I know it shouldn’t worry me too much what I wear, since it’s a show about knowledge rather than appearances, but still: we’re going to be on television.  We don’t want to look rubbish.  Apparently they’re going to do our make-up for us as well, which Ash and I both baulked at.  Ash is a connoisseur of vintage make-up stylings, and is more than capable of making her face look its lovely best.  I usually go for the Claudia Winkleman/panda look myself, and I think it works for me, so I would prefer to be left alone with my gallons of black eye-liner and vampish mascara, thank you very much.

The second concern (which is actually a bigger one than the clothing issue, I promise) is that I don’t think I actually know anything.  Nothing useful, at any rate.  If you put me on QI I would absolutely rock out (mostly because I’ve seen every episode a thousand times, but also) because I’m the queen of the random fact.  But I don’t know the kings and queens of England, or the periodic table, or ANYTHING about geography.  I’ve been watching some episodes of Pointless this week as research, and I can tell you now that if a round about the England cricket team or celebrity culture comes up when we’re on there, I am screwed.  Ash is a clever girl and an excellent actress, so if we get a bad topic I’m sure she’ll style it out, but odds are I will just stand there in open-mouthed horror.  The other possibility is that I will swear loudly, which is probably not the way to go…
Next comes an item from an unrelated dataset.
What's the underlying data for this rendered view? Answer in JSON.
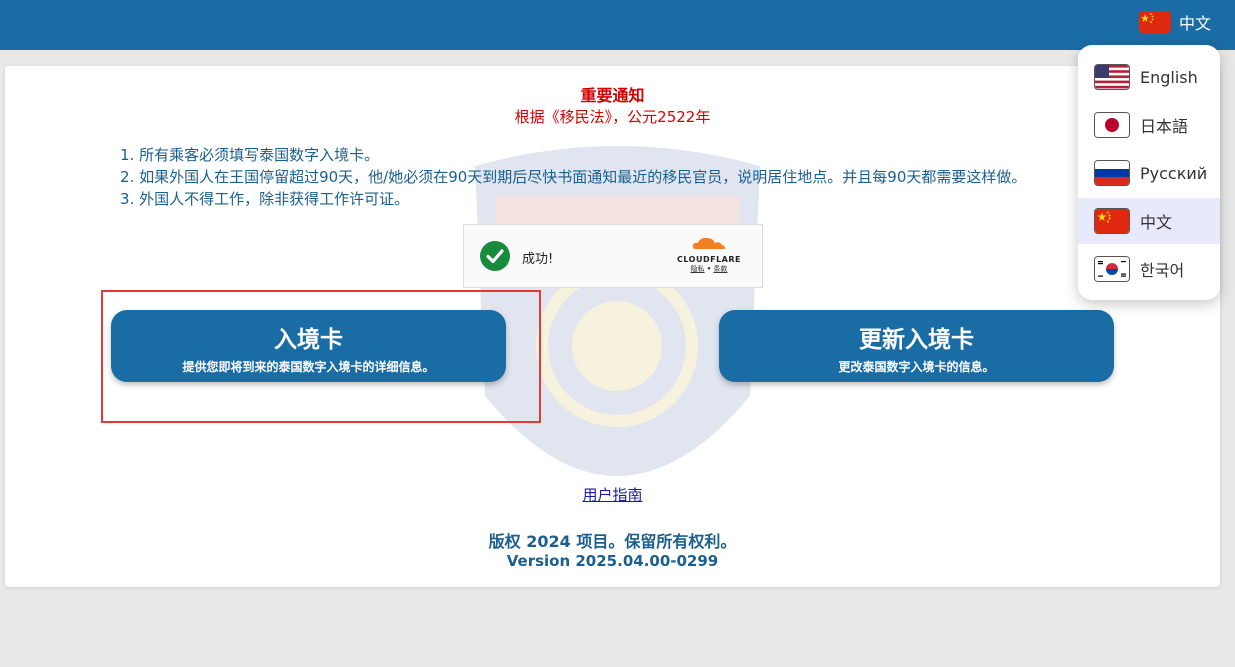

Even stuff that I think I do know about, I’m now beginning to second-guess.  When you apply to go on the show, you have to put three specialist subjects on the form.  I put Theatre (I have a Drama degree and I run a theatre company- fair enough), Literature (I read a lot) and Dad’s Army (mainly a joke, but I do love that show).  I HAVE STARTED WATCHING EPISODES OF DAD’S ARMY AS A FORM OF REVISION.  I’m not even enjoying them, because I’m too scared that Alexander Armstrong is going to ask me an obscure question that I won’t be able to answer!  My life has turned into this scene from Short Circuitexcept that I’m panicky rather than curious.

The obvious solution is to calm the heck down, have a cup of tea and brush up on whatever we realistically have to time to revise.  This is perfectly sage and sensible advice.  I will endeavour to do just that.  But could someone please explain to me why, when I was always terrible at exams, have never had a good memory for general knowledge and am almost twenty-five, I have deliberately put myself into a position where I am forced to revise?  Glutton for punishment, perhaps.  Or just a subconscious craving to look stupid on television.  If that’s the case, I sort of wish I’d just applied to Big Brother

Enjoy your Sunday everyone.  Go to the park or something while the weather’s nice.